Wet chemical etching can remove undesired material after polishing. However, wet chemical etches are narrowly selective in which material they remove, and must be optimized for specific materials, making them cumbersome and expensive for broad use. In addition, wet chemistry adds handling and environmental drawbacks to a mechanical process.
Focused Ion Beam (FIB) equipment has been used as an alternative to remove obscuring materials. However, by design FIB has a small focal point, covering a relatively tiny area. This suits its primary purpose of isolating and identifying materials in small areas of a sample. But trying to clean an entire cross-sectioned sample this way is like sweeping a ballroom floor with a whisk broom – slow, painful, inefficient, and costly.
An Improved Method
A new, fast, less costly and more revealing approach to smear removal has been introduced by Chip Targets, a leading electronic analytical laboratory. They have adapted an Ion Milling system, generally used to create ultra-thin Transmission Electron Microscopy samples, to selectively remove SEM sample smear. Chip Targets uses the Bal-Tech RES 101 Ion Mill System, with a two ion beam gun, to readily de-smear samples up to 25mm in diameter. The beam angle can be adjusted from 0 to 45 degrees during removal, and specimen rotation can be continuous or oscillating.

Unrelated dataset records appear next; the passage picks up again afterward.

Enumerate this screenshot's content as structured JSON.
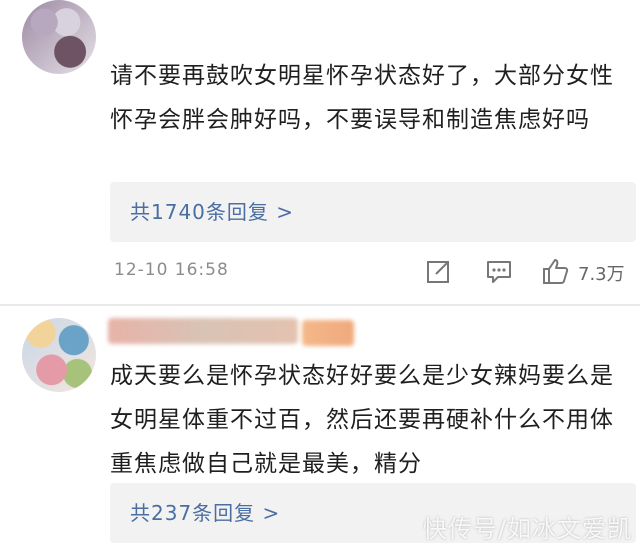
{
  "comments": [
    {
      "text": "请不要再鼓吹女明星怀孕状态好了，大部分女性怀孕会胖会肿好吗，不要误导和制造焦虑好吗",
      "replies_label": "共1740条回复 >",
      "time": "12-10 16:58",
      "likes": "7.3万"
    },
    {
      "text": "成天要么是怀孕状态好好要么是少女辣妈要么是女明星体重不过百，然后还要再硬补什么不用体重焦虑做自己就是最美，精分",
      "replies_label": "共237条回复 >"
    }
  ],
  "icons": {
    "share": "share-icon",
    "comment": "comment-icon",
    "like": "like-icon"
  },
  "watermark": "快传号/如冰文爱凯"
}
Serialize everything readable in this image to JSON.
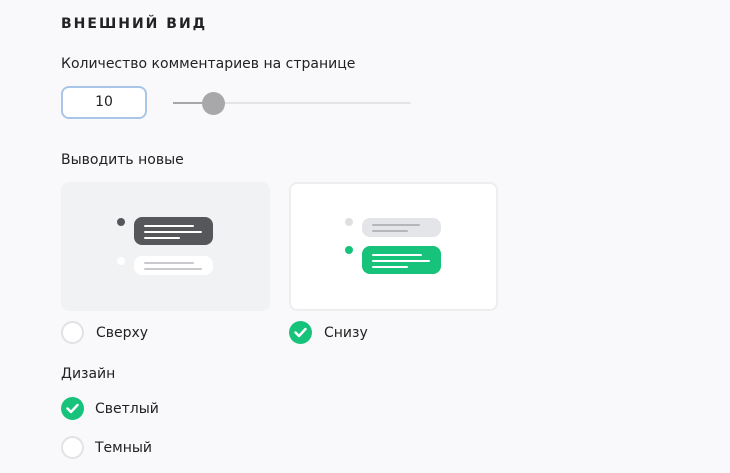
{
  "section": {
    "title": "ВНЕШНИЙ ВИД"
  },
  "comments_per_page": {
    "label": "Количество комментариев на странице",
    "value": "10",
    "slider_level_percent": 17
  },
  "order": {
    "label": "Выводить новые",
    "options": [
      {
        "label": "Сверху",
        "selected": false
      },
      {
        "label": "Снизу",
        "selected": true
      }
    ]
  },
  "design": {
    "label": "Дизайн",
    "options": [
      {
        "label": "Светлый",
        "selected": true
      },
      {
        "label": "Темный",
        "selected": false
      }
    ]
  },
  "colors": {
    "accent_green": "#17c27a",
    "dark_bubble": "#55575b",
    "input_border": "#a9c6e8"
  },
  "icons": {
    "selected": "check-icon",
    "slider": "slider-knob"
  }
}
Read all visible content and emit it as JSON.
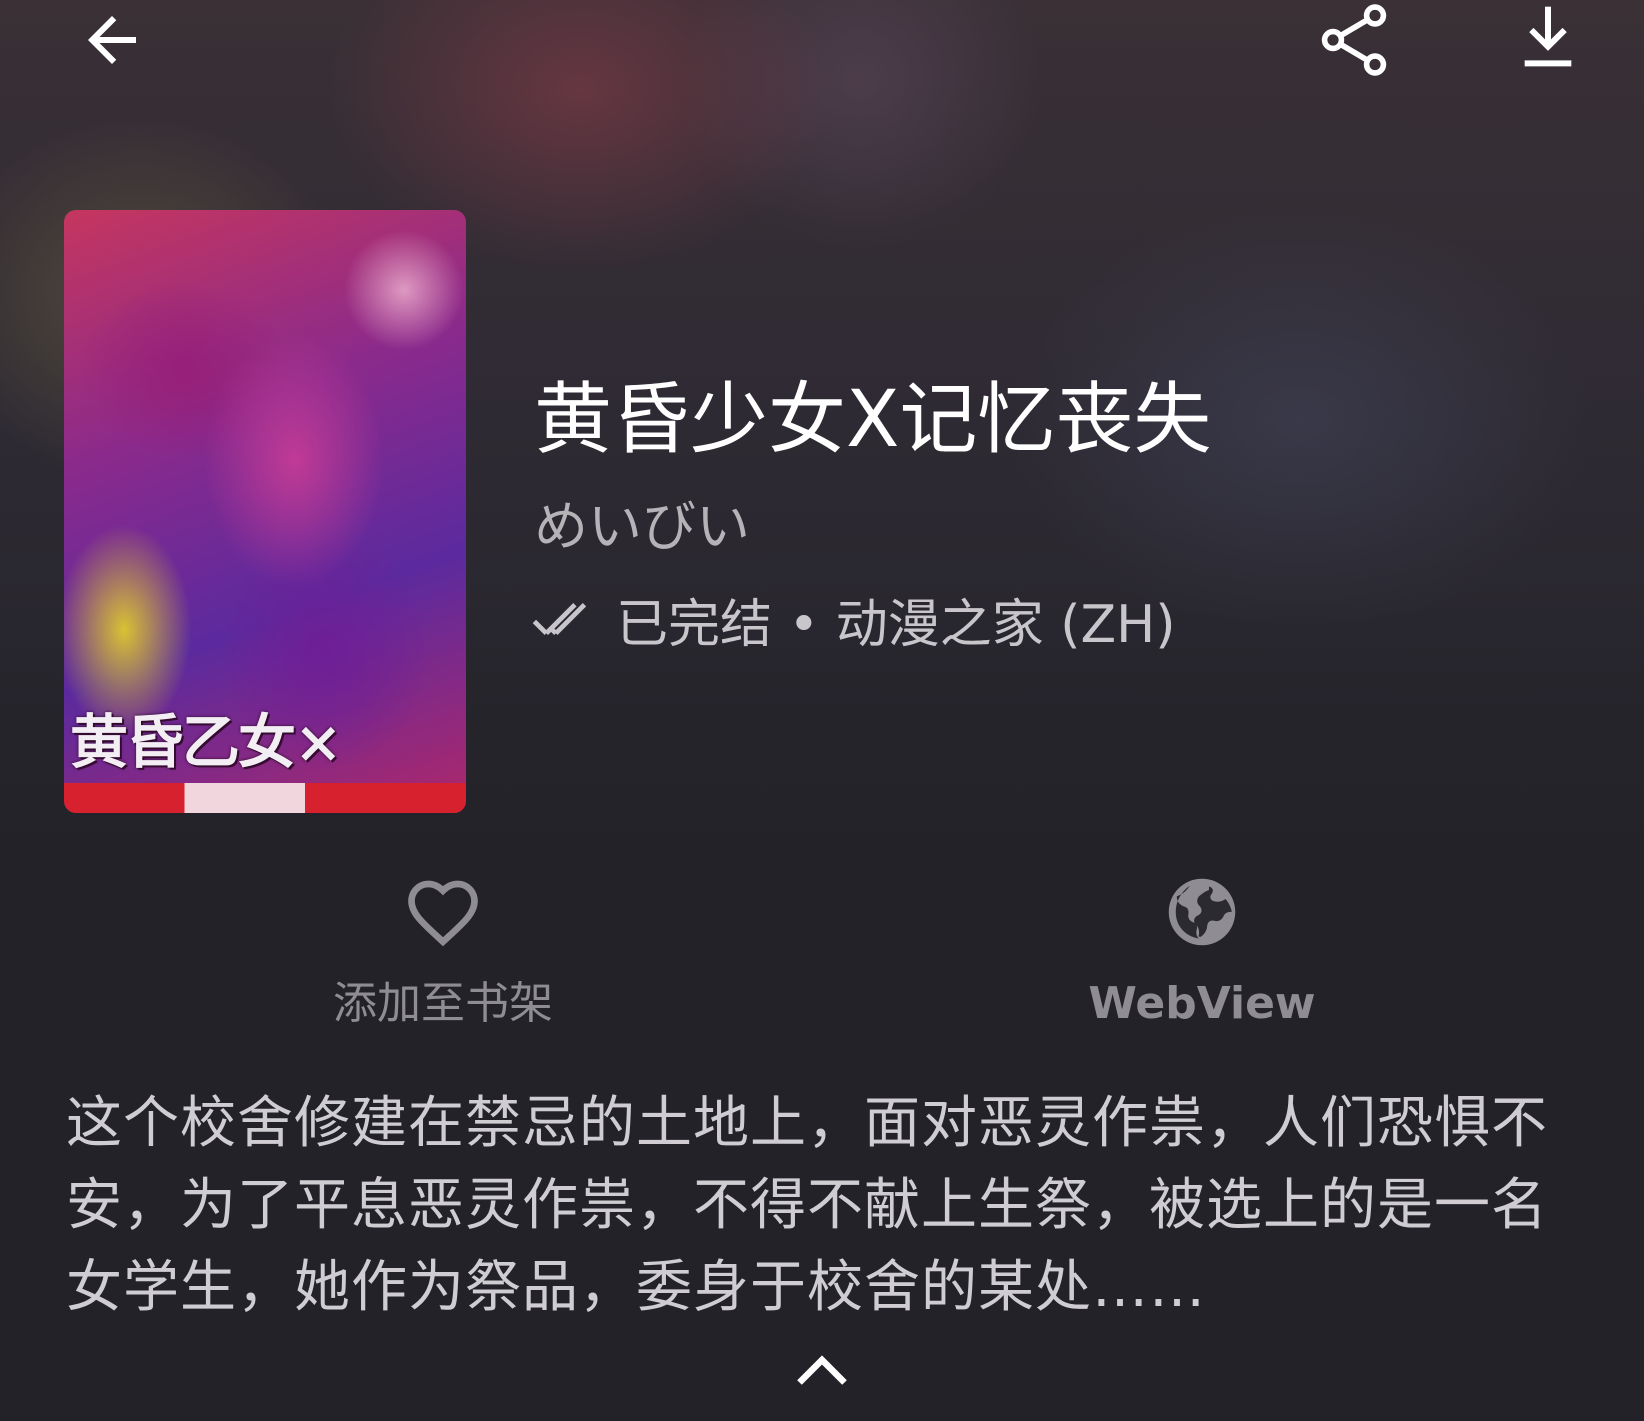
{
  "colors": {
    "background": "#222228",
    "title": "#ffffff",
    "secondary_text": "#b5b3b8",
    "action_grey": "#8f8d93",
    "description_text": "#cfcdd2"
  },
  "topbar": {
    "back_icon": "arrow-back-icon",
    "share_icon": "share-icon",
    "download_icon": "download-icon"
  },
  "cover": {
    "art_title": "黄昏乙女×"
  },
  "manga": {
    "title": "黄昏少女X记忆丧失",
    "author": "めいびい",
    "status_icon": "done-all-icon",
    "status_text": "已完结 • 动漫之家 (ZH)"
  },
  "actions": {
    "favorite": {
      "icon": "heart-outline-icon",
      "label": "添加至书架"
    },
    "webview": {
      "icon": "globe-icon",
      "label": "WebView"
    }
  },
  "description": "这个校舍修建在禁忌的土地上，面对恶灵作祟，人们恐惧不安，为了平息恶灵作祟，不得不献上生祭，被选上的是一名女学生，她作为祭品，委身于校舍的某处……",
  "expand": {
    "icon": "chevron-up-icon"
  }
}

Figures 1 and 2 compare a SEM cross-section of a lead-free BGA connection, before and after ion milling by Chip Targets. Figure 1 shows a metallographic cross-section after standard mechanical preparation with diamond lapping films and polishing with 0.3 µm alumina. The view, from the top down, includes part of the device, the device bond pad, the connecting layer between lead-free ball and the device pad, the ball, the layer connecting it to the substrate pad, and, at the bottom, the organic substrate, including a crossing metal track.
Figure 1. Before ion milling. (courtesy Chip Targets)
Figure 2. After ion milling. (courtesy Chip Targets)
Figure 2 shows the same view after ion milling. Details such as grain structure, attachment, and layer thickness that are obscured by smear in Figure 1 are clear in Figure 2. If you don’t see the differences, put your eyeglasses on.
In other applications, sample preparation with ion milling has allowed Chip Targets to identify delamination between die and die attach, to locate otherwise-invisible hairline cracks, to accurately measure bond line thickness, to examine the grain structure and to locate Kirkendall voids on samples otherwise obscured by smear.
Ion milling is a valuable surface preparation tool offering new capabilities and providing higher accuracy in failure analyses.
For More Information
The Chip Targets web site at http://www.chiptargets.com provides further information, examples, and technical reports.